Collected data entries:

* * * * * * *

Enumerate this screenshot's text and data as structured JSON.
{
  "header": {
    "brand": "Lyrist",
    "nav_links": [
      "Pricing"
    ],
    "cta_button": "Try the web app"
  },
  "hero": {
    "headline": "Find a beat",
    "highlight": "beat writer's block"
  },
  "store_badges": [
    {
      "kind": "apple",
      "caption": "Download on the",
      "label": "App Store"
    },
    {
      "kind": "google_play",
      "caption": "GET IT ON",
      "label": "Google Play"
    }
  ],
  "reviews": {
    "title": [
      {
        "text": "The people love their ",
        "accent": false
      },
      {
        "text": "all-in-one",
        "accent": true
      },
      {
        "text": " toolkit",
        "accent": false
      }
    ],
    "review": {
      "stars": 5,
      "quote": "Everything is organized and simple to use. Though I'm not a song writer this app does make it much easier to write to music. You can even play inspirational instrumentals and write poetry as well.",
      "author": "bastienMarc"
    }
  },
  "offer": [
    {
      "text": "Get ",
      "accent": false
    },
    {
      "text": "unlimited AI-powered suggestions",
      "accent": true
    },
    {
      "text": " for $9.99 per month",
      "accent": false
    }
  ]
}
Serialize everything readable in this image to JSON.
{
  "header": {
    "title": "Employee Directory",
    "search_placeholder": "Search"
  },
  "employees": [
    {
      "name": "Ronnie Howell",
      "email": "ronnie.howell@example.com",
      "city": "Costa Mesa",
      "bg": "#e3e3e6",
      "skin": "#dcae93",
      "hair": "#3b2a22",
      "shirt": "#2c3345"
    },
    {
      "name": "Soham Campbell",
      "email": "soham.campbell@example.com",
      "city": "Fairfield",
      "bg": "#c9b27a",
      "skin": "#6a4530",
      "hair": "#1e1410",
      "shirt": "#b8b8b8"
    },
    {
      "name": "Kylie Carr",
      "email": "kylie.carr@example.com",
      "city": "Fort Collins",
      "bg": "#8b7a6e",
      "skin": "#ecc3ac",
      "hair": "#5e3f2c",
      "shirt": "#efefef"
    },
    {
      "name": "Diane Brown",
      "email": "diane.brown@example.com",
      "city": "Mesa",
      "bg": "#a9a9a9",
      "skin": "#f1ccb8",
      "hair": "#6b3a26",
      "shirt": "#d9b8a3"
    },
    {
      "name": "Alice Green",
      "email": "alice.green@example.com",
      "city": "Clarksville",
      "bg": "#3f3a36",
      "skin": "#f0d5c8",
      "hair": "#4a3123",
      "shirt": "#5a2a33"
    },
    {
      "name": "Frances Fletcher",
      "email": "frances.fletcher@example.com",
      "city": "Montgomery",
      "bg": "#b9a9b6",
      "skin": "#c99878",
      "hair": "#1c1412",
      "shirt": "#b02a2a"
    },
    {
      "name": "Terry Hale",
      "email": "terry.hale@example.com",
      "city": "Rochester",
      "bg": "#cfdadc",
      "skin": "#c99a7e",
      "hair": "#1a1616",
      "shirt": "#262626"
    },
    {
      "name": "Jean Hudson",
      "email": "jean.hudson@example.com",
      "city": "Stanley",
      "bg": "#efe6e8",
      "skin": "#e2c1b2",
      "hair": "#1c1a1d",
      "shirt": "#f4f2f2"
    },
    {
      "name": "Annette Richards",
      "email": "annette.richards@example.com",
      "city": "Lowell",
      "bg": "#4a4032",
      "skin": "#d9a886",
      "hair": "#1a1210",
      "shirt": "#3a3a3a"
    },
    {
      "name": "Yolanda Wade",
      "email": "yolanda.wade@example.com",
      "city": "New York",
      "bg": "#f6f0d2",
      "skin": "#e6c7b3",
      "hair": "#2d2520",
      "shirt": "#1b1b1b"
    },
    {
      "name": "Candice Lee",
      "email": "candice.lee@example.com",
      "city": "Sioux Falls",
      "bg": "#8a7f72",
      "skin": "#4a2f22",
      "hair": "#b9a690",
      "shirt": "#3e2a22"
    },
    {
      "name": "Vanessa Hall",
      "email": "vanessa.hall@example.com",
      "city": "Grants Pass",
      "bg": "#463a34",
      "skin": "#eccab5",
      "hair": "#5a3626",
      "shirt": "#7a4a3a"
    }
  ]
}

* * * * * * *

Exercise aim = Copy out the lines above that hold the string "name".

Exercise output =
      "name": "Ronnie Howell",
      "name": "Soham Campbell",
      "name": "Kylie Carr",
      "name": "Diane Brown",
      "name": "Alice Green",
      "name": "Frances Fletcher",
      "name": "Terry Hale",
      "name": "Jean Hudson",
      "name": "Annette Richards",
      "name": "Yolanda Wade",
      "name": "Candice Lee",
      "name": "Vanessa Hall",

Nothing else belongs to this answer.